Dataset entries
Content starts

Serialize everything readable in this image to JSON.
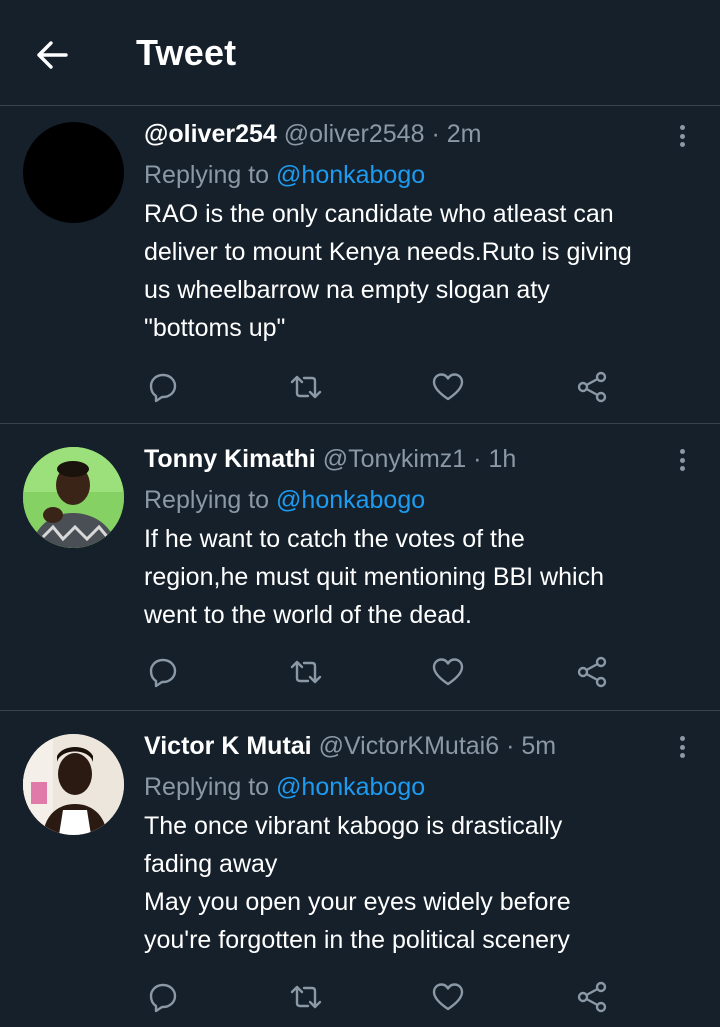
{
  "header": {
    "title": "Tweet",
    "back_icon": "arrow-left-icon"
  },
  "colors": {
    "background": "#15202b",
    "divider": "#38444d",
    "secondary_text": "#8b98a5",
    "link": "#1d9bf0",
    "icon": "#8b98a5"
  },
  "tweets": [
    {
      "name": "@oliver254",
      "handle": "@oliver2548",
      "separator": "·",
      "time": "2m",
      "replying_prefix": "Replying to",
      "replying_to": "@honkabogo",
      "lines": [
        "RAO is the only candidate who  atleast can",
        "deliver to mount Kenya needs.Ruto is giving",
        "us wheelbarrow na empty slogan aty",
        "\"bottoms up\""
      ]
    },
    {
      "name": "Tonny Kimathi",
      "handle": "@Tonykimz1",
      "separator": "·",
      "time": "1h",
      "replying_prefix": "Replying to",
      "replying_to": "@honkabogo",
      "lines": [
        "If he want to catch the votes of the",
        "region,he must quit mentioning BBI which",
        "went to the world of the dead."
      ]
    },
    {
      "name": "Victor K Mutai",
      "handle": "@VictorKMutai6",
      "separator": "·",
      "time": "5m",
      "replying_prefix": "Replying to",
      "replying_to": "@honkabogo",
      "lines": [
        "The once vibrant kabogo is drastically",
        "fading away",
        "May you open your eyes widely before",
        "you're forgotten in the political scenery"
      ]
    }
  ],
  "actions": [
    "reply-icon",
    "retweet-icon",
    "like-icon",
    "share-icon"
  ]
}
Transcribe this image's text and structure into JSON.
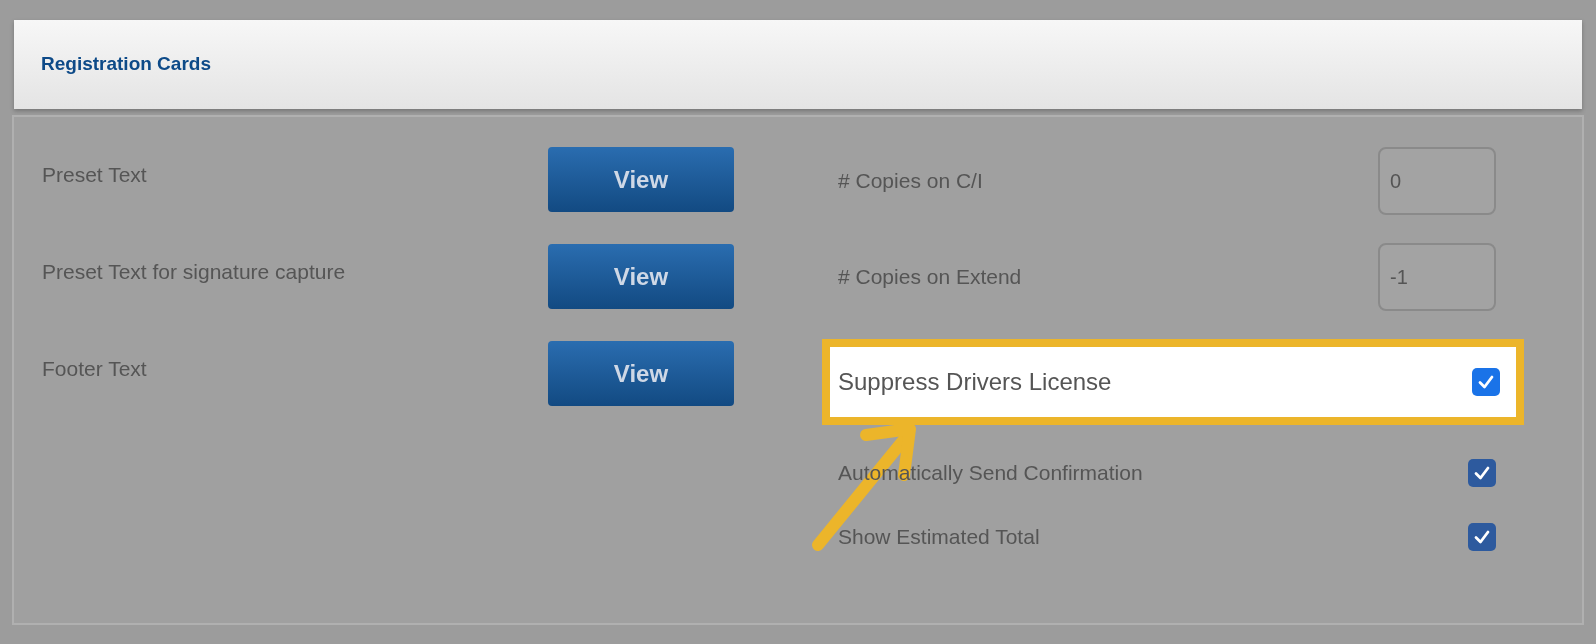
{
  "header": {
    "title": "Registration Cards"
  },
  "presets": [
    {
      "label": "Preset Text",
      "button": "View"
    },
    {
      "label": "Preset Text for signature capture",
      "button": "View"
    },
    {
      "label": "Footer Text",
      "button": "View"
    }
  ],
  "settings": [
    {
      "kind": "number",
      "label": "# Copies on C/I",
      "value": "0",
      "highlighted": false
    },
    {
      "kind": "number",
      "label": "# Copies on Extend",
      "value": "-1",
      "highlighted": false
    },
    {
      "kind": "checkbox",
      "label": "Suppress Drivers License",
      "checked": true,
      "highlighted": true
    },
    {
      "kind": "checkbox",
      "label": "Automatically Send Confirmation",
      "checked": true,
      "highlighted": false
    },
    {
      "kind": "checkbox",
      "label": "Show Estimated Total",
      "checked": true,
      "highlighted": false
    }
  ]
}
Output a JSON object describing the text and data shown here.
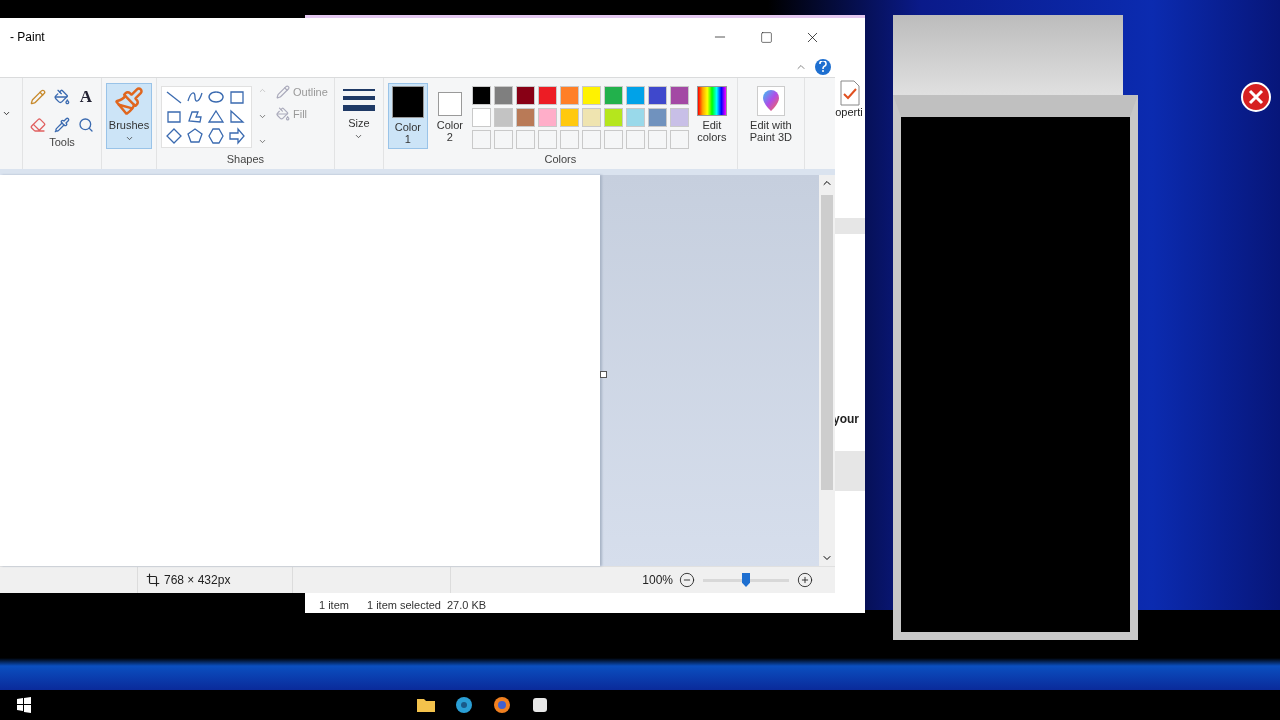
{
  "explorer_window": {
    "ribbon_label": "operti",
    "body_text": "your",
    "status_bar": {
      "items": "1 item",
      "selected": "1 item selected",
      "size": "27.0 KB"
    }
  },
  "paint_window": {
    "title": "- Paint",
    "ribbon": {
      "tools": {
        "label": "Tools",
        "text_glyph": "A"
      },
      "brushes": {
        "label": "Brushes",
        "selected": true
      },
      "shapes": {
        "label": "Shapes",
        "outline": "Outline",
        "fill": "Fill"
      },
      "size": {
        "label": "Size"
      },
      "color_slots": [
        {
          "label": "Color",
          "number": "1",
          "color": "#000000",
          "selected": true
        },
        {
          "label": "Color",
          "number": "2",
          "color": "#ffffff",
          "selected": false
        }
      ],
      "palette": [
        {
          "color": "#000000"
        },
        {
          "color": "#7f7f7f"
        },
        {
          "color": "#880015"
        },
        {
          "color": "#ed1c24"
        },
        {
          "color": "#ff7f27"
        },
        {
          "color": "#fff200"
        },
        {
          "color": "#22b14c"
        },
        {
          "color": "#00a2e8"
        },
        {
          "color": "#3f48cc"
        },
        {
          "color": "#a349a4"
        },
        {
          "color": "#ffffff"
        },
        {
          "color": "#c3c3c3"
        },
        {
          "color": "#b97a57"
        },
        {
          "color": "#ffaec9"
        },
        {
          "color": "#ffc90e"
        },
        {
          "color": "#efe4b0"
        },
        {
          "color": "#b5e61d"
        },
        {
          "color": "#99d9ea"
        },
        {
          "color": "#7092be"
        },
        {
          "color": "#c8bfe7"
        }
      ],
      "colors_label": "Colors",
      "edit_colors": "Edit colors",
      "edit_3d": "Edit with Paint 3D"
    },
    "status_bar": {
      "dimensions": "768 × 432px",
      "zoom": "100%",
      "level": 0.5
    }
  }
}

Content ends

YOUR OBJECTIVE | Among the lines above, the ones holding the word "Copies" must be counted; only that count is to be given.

YOUR SOLUTION | 2